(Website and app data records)
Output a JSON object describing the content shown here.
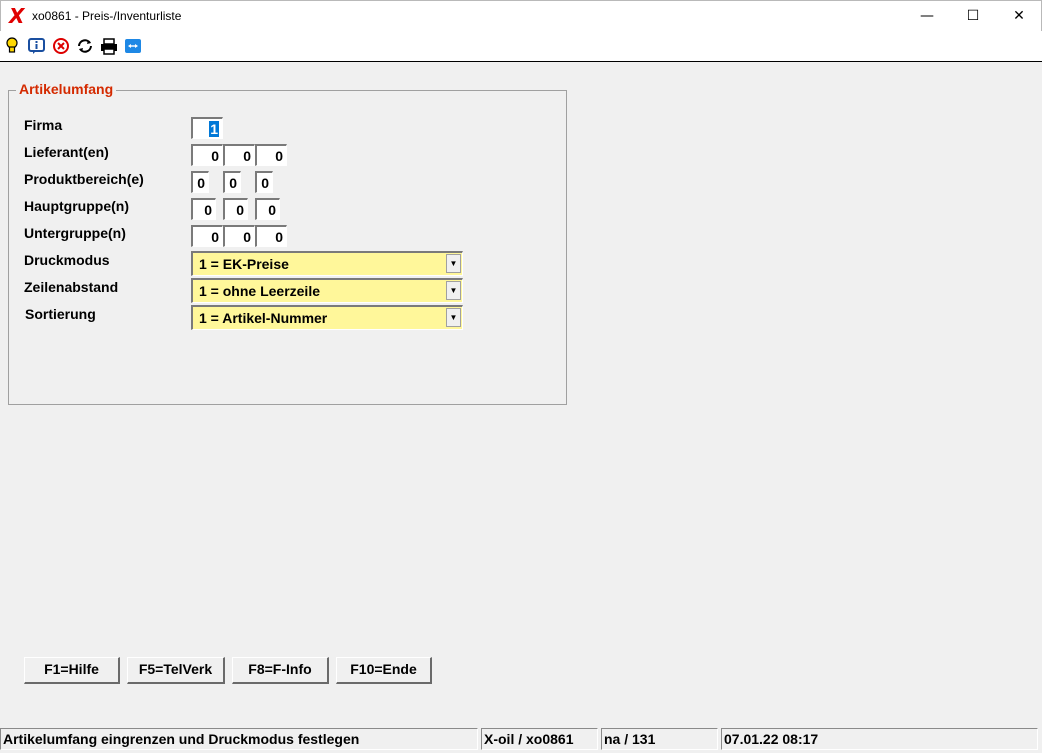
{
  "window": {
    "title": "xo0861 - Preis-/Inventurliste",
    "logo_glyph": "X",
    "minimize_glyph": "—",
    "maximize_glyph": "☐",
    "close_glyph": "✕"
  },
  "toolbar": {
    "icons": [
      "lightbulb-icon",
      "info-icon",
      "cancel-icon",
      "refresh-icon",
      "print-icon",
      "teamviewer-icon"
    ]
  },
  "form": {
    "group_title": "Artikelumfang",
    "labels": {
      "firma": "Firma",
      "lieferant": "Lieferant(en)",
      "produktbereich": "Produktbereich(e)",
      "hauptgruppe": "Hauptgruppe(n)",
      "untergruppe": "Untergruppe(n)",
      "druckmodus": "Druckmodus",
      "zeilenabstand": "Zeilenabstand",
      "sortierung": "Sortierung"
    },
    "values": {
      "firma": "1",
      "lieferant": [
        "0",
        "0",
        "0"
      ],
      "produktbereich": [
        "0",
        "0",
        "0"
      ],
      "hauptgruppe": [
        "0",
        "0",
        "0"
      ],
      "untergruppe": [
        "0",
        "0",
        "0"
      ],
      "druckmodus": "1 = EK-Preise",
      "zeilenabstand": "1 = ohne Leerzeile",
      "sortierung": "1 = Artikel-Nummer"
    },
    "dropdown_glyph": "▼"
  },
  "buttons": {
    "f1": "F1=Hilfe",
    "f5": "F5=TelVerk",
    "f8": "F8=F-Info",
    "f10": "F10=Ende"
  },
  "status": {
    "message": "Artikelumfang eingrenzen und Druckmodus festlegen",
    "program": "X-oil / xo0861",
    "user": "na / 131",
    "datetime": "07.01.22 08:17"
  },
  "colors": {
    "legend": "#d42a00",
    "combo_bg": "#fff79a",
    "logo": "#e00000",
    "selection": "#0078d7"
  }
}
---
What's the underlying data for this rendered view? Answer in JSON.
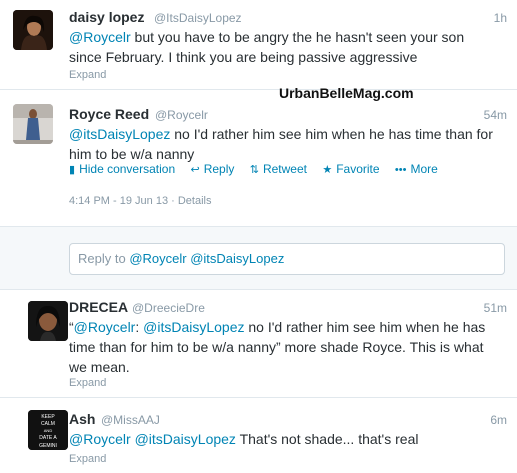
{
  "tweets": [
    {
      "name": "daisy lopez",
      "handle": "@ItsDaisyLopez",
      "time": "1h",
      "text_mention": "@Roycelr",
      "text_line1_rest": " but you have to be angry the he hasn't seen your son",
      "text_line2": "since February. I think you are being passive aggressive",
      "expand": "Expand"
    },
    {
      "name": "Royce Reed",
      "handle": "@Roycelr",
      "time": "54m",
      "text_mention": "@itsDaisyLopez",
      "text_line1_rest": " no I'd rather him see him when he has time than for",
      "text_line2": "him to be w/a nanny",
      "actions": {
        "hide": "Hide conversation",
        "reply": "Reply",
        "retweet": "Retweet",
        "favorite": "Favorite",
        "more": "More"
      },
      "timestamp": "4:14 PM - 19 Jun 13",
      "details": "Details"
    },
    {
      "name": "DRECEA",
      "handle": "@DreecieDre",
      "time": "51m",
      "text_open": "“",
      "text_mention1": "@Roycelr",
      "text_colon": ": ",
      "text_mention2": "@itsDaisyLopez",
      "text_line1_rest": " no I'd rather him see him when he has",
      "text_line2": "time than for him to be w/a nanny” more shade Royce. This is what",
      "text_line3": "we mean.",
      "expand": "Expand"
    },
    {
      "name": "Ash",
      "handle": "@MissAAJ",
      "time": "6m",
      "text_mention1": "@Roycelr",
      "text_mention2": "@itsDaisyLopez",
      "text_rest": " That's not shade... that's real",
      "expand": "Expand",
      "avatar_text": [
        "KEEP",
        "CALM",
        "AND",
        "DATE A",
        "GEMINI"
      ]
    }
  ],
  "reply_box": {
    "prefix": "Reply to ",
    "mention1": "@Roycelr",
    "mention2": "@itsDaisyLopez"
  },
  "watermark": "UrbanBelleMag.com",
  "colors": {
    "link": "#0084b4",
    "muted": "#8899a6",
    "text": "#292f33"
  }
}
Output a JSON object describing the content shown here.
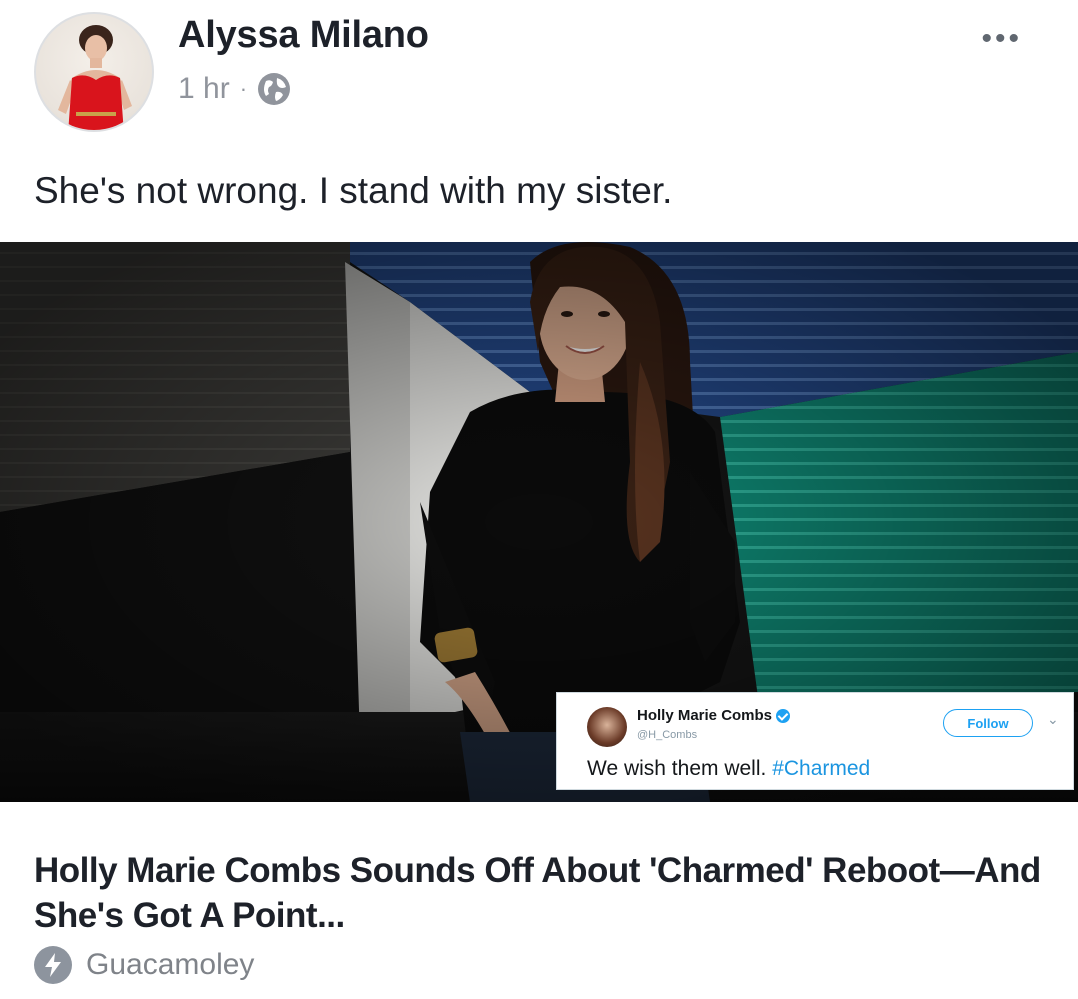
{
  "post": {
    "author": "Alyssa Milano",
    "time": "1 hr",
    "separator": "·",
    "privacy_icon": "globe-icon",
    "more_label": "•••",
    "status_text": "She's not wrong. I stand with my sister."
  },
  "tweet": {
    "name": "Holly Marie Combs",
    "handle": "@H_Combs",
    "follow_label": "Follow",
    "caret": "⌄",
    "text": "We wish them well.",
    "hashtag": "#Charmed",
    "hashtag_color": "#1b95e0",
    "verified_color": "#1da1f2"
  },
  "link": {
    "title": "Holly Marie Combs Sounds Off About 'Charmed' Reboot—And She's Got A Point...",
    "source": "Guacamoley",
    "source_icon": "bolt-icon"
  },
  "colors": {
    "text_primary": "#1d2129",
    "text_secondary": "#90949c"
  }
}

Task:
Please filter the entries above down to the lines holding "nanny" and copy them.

Result of this exercise:
      "text_line2": "him to be w/a nanny",
      "text_line2": "time than for him to be w/a nanny” more shade Royce. This is what",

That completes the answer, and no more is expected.